"I'm sure a lot of players feel accountable, too," Epstein said. "It's not based on results, it's more trying to get a new voice with a new message. We have a certain hitting philosophy we believe in and we have a lot of growth that awaits us as an organization."
Epstein said he met with Jaramillo a few weeks ago, and pointed out some things they wanted to be emphasized as far as hitting philosophy, and asked for some adjustments. Apparently, they didn't see enough change.
"If you're going to embrace a new message, you need a new voice to go with it," Epstein said. "Rudy is so good with the mechanics of the swing. He's excellent at that. I think sometimes it can be hard to shift into more of an emphasis on an approach, the mental side of hitting and other things we're trying to emphasize. It just seemed like the appropriate time to make a decision."
Jaramillo, 61, was in his third season with the Cubs, and the team has regressed during his tenure. The Cubs' on-base percentage has dropped each of the seasons he's been the hitting coach.
What's different with what the Cubs want from what Jaramillo did?
"It's more emphasis than anything else," Epstein said. "Rudy might be the best in the world at the mechanics of the swing. We're trying to get to the point where we have a game plan for our hitters, emphasizing selective aggressiveness at the plate."
Epstein said it's nothing new that they're espousing, saying it's on the first page of Ted Williams' book on hitting. They want to see the Cubs get their pitch to hit.
"The goal is to get your pitch in your count so you can put an aggressive swing on the ball so you can drive it," Epstein said. "We're not asking our hitters to walk, we're asking our hitters to make sure they're selective enough to get a good pitch to hit so they can be aggressive."
The Cubs rank 10th in the National League in batting with a .247 team average entering Tuesday, and have struggled to deliver in clutch situations. They rank 14th in runs scored, and are hitting .232 with runners in scoring position.
Jaramillo has helped young Starlin Castro, who is batting .308, and Alfonso Soriano, who leads the Majors with 12 home runs since May 15. But the rest of the team has scuffled, especially against left-handed pitchers, against whom they are batting a collective .223.
"One thing I thought we'd be really good at going in was hitting left-handed pitching, and we really struggled with that," Cubs manager Dale Sveum said.
Rowson, 35, joined the Cubs during the offseason after six seasons in the Yankees' organization, including the past four as their Minor League hitting coordinator.
A former outfielder, Rowson was selected by the Seattle Mariners in the ninth round of the 1994 First-Year Player Draft and played professionally for four seasons, including three seasons in the Mariners' system and one season in the Yankees' system.

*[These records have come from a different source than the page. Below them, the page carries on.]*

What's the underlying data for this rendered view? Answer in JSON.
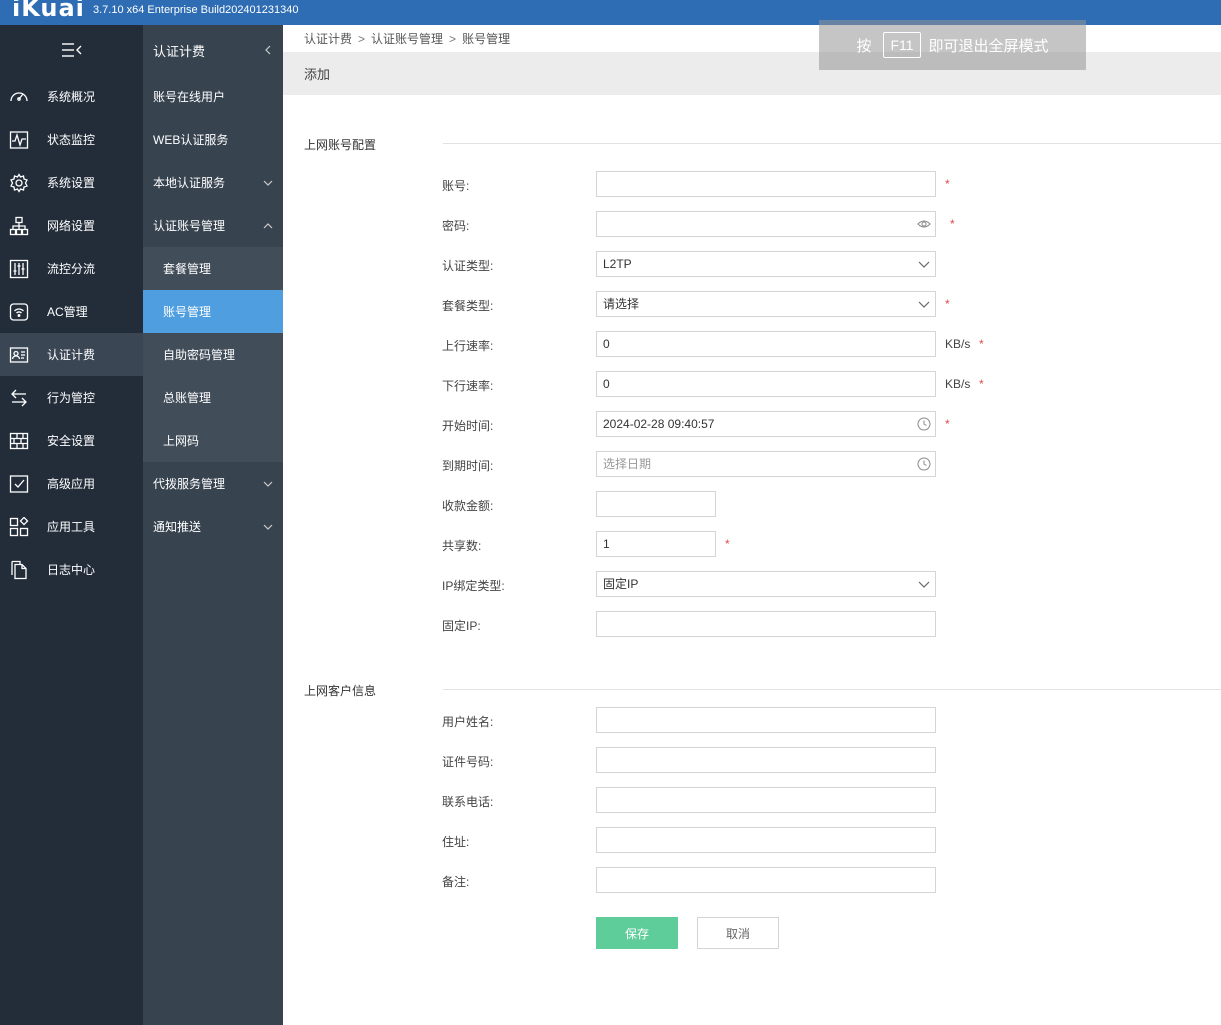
{
  "topbar": {
    "logo": "iKuai",
    "version": "3.7.10 x64 Enterprise Build202401231340"
  },
  "sidebar_primary": {
    "items": [
      {
        "label": "系统概况",
        "icon": "dashboard-icon"
      },
      {
        "label": "状态监控",
        "icon": "pulse-monitor-icon"
      },
      {
        "label": "系统设置",
        "icon": "gear-icon"
      },
      {
        "label": "网络设置",
        "icon": "network-icon"
      },
      {
        "label": "流控分流",
        "icon": "sliders-icon"
      },
      {
        "label": "AC管理",
        "icon": "wifi-router-icon"
      },
      {
        "label": "认证计费",
        "icon": "id-card-icon"
      },
      {
        "label": "行为管控",
        "icon": "swap-arrows-icon"
      },
      {
        "label": "安全设置",
        "icon": "firewall-icon"
      },
      {
        "label": "高级应用",
        "icon": "checkbox-board-icon"
      },
      {
        "label": "应用工具",
        "icon": "apps-grid-icon"
      },
      {
        "label": "日志中心",
        "icon": "document-copy-icon"
      }
    ],
    "active_index": 6
  },
  "sidebar_secondary": {
    "title": "认证计费",
    "items": [
      {
        "label": "账号在线用户"
      },
      {
        "label": "WEB认证服务"
      },
      {
        "label": "本地认证服务"
      },
      {
        "label": "认证账号管理"
      },
      {
        "label": "套餐管理"
      },
      {
        "label": "账号管理"
      },
      {
        "label": "自助密码管理"
      },
      {
        "label": "总账管理"
      },
      {
        "label": "上网码"
      },
      {
        "label": "代拨服务管理"
      },
      {
        "label": "通知推送"
      }
    ]
  },
  "breadcrumb": {
    "level1": "认证计费",
    "level2": "认证账号管理",
    "level3": "账号管理",
    "separator": ">"
  },
  "subheader": {
    "title": "添加"
  },
  "fullscreen_tip": {
    "prefix": "按",
    "key": "F11",
    "suffix": "即可退出全屏模式"
  },
  "section_account": {
    "title": "上网账号配置",
    "fields": {
      "account": {
        "label": "账号:",
        "value": "",
        "required": "*"
      },
      "password": {
        "label": "密码:",
        "value": "",
        "required": "*"
      },
      "auth_type": {
        "label": "认证类型:",
        "value": "L2TP"
      },
      "package_type": {
        "label": "套餐类型:",
        "value": "请选择",
        "required": "*"
      },
      "upload_rate": {
        "label": "上行速率:",
        "value": "0",
        "unit": "KB/s",
        "required": "*"
      },
      "download_rate": {
        "label": "下行速率:",
        "value": "0",
        "unit": "KB/s",
        "required": "*"
      },
      "start_time": {
        "label": "开始时间:",
        "value": "2024-02-28 09:40:57",
        "required": "*"
      },
      "expire_time": {
        "label": "到期时间:",
        "placeholder": "选择日期"
      },
      "amount": {
        "label": "收款金额:",
        "value": ""
      },
      "share_count": {
        "label": "共享数:",
        "value": "1",
        "required": "*"
      },
      "ip_bind_type": {
        "label": "IP绑定类型:",
        "value": "固定IP"
      },
      "fixed_ip": {
        "label": "固定IP:",
        "value": ""
      }
    }
  },
  "section_customer": {
    "title": "上网客户信息",
    "fields": {
      "user_name": {
        "label": "用户姓名:",
        "value": ""
      },
      "id_number": {
        "label": "证件号码:",
        "value": ""
      },
      "phone": {
        "label": "联系电话:",
        "value": ""
      },
      "address": {
        "label": "住址:",
        "value": ""
      },
      "remark": {
        "label": "备注:",
        "value": ""
      }
    }
  },
  "actions": {
    "save": "保存",
    "cancel": "取消"
  },
  "colors": {
    "topbar": "#2e6db4",
    "sidebar_primary": "#232d3a",
    "sidebar_secondary": "#37434f",
    "active_item": "#4f9edf",
    "save_button": "#5fcd9a",
    "required": "#e04b4b"
  }
}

Jaramillo helped the Rangers lead the American League in batting average three times, and they ranked in the top five in OPS 10 times. This is his 34th season in professional baseball. He was the Rangers' hitting coach from 1995-2009.
Sveum said it was a "tough 24 hours" to think about the decision.

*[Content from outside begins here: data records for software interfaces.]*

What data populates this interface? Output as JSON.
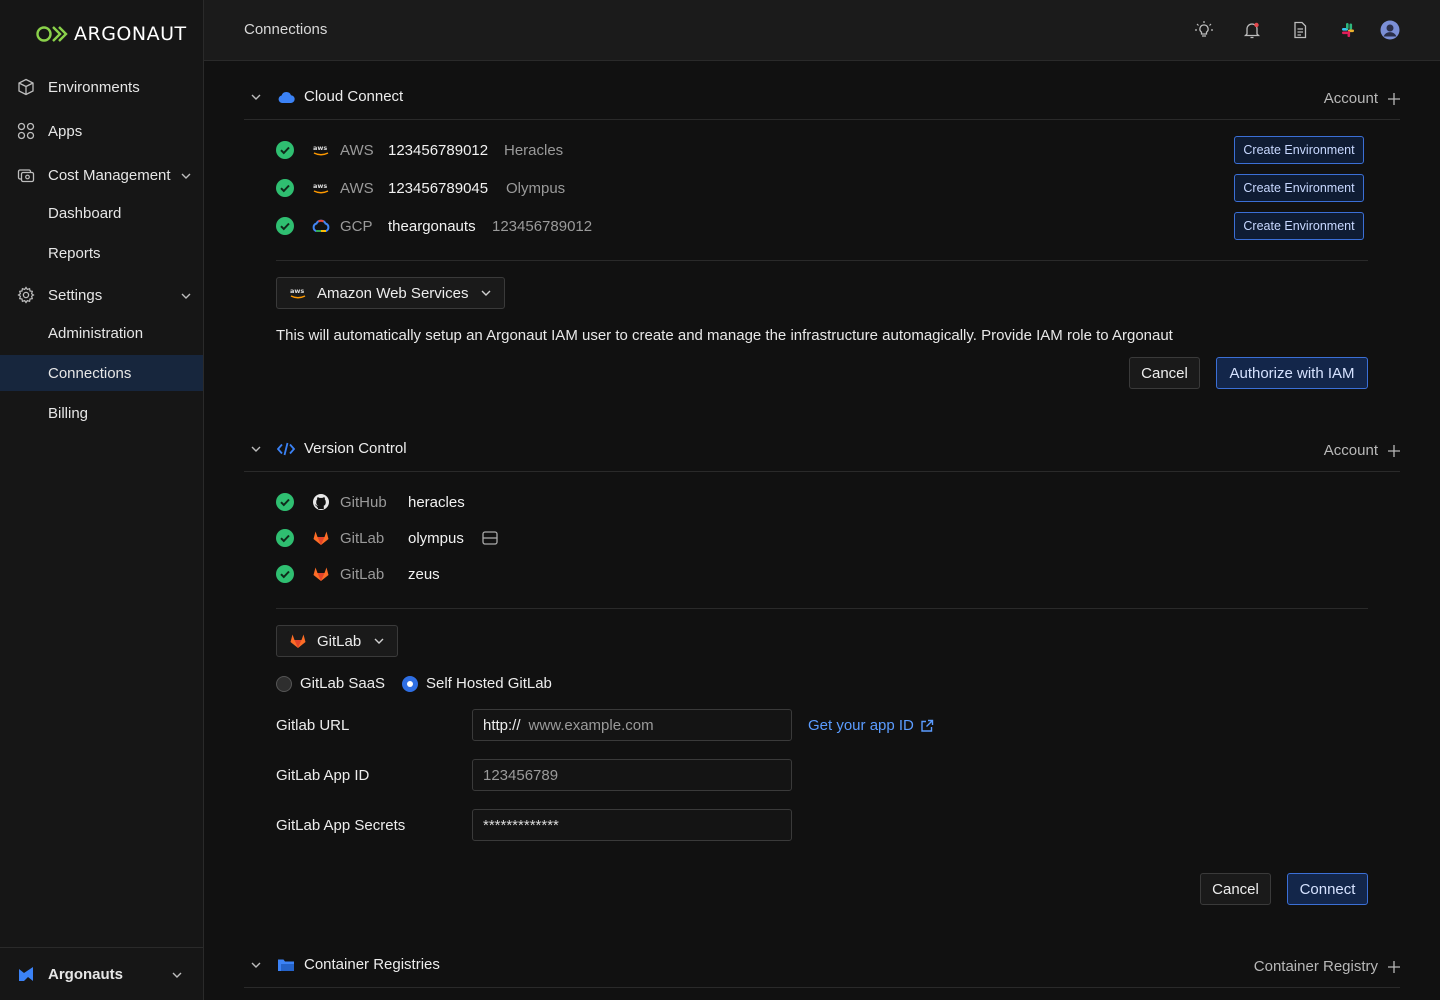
{
  "brand": {
    "name": "ARGONAUT",
    "accent": "#8ad14a"
  },
  "sidebar": {
    "items": [
      {
        "label": "Environments",
        "icon": "cube-icon"
      },
      {
        "label": "Apps",
        "icon": "grid-icon"
      },
      {
        "label": "Cost Management",
        "icon": "cost-icon",
        "expanded": true
      },
      {
        "label": "Dashboard"
      },
      {
        "label": "Reports"
      },
      {
        "label": "Settings",
        "icon": "gear-icon",
        "expanded": true
      },
      {
        "label": "Administration"
      },
      {
        "label": "Connections",
        "active": true
      },
      {
        "label": "Billing"
      }
    ],
    "org": "Argonauts"
  },
  "topbar": {
    "title": "Connections",
    "icons": [
      "theme-bulb-icon",
      "notifications-bell-icon",
      "docs-icon",
      "slack-icon",
      "user-avatar"
    ]
  },
  "cloud": {
    "title": "Cloud Connect",
    "add_label": "Account",
    "rows": [
      {
        "provider": "AWS",
        "account": "123456789012",
        "alias": "Heracles",
        "button": "Create Environment"
      },
      {
        "provider": "AWS",
        "account": "123456789045",
        "alias": "Olympus",
        "button": "Create Environment"
      },
      {
        "provider": "GCP",
        "account": "theargonauts",
        "alias": "123456789012",
        "button": "Create Environment"
      }
    ],
    "selector": "Amazon Web Services",
    "description": "This will automatically setup an Argonaut IAM user to create and manage the infrastructure automagically. Provide IAM role to Argonaut",
    "cancel": "Cancel",
    "authorize": "Authorize with IAM"
  },
  "vcs": {
    "title": "Version Control",
    "add_label": "Account",
    "rows": [
      {
        "provider": "GitHub",
        "account": "heracles"
      },
      {
        "provider": "GitLab",
        "account": "olympus"
      },
      {
        "provider": "GitLab",
        "account": "zeus"
      }
    ],
    "selector": "GitLab",
    "radio_saas": "GitLab SaaS",
    "radio_self": "Self Hosted GitLab",
    "selected_radio": "Self Hosted GitLab",
    "url_label": "Gitlab URL",
    "url_prefix": "http://",
    "url_placeholder": "www.example.com",
    "app_link": "Get your app ID",
    "appid_label": "GitLab App ID",
    "appid_placeholder": "123456789",
    "secret_label": "GitLab App Secrets",
    "secret_value": "*************",
    "cancel": "Cancel",
    "connect": "Connect"
  },
  "registries": {
    "title": "Container Registries",
    "add_label": "Container Registry"
  },
  "colors": {
    "check": "#2fbf71",
    "link": "#5b9cff",
    "primary_border": "#3b6fd6"
  }
}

"We all have to suffer the consequences for the results," Sveum said. "Rudy never changed, he worked as hard as any hitting coach I've ever seen. Mechanically, he's as good as anybody I've been around. We're just searching for a different message, different philosophy."

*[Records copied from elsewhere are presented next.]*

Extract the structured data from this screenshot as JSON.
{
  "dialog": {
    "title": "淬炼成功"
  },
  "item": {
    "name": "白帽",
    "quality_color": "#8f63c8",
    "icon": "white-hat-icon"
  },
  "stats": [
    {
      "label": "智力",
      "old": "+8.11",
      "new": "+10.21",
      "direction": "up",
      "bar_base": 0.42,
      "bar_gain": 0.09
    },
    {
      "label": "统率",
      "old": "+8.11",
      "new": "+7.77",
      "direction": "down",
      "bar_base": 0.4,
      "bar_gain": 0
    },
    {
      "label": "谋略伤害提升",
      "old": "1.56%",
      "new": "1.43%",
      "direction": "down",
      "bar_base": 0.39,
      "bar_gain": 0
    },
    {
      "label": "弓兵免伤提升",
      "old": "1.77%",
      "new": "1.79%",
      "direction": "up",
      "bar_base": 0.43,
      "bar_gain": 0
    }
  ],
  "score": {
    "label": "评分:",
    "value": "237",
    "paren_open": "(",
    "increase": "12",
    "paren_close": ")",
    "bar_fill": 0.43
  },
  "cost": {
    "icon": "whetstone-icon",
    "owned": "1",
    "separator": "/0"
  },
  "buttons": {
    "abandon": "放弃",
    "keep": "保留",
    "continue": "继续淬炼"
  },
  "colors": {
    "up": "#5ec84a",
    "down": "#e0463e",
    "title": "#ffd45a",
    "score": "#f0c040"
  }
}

What's Sveum's philosophy?
"You'll get your walks if you don't swing at pitches that you can't hit out of the ballpark -- that's my philosophy," said Sveum, who was the Brewers' hitting coach for three seasons before taking over as the Cubs' manager.
On Sunday, Jaramillo was asked about the Cubs, who were coming off a 2-8 road trip in which they struggled to score.
"The approach is fine," Jaramillo said. "Hopefully, we can get a hit with men in scoring position and it kind of rolls from there and good things happen."
The Cubs went 0-for-9 with runners in scoring position Saturday in an 11-3 loss to the Twins.
"The bottom line is you have to believe you can hit when you go to the plate and feel good about yourself," Jaramillo said, "and that's what we're trying to do, is make them feel good about themselves for the next day and move on and keep a good positive attitude and be there for them and keep chugging along."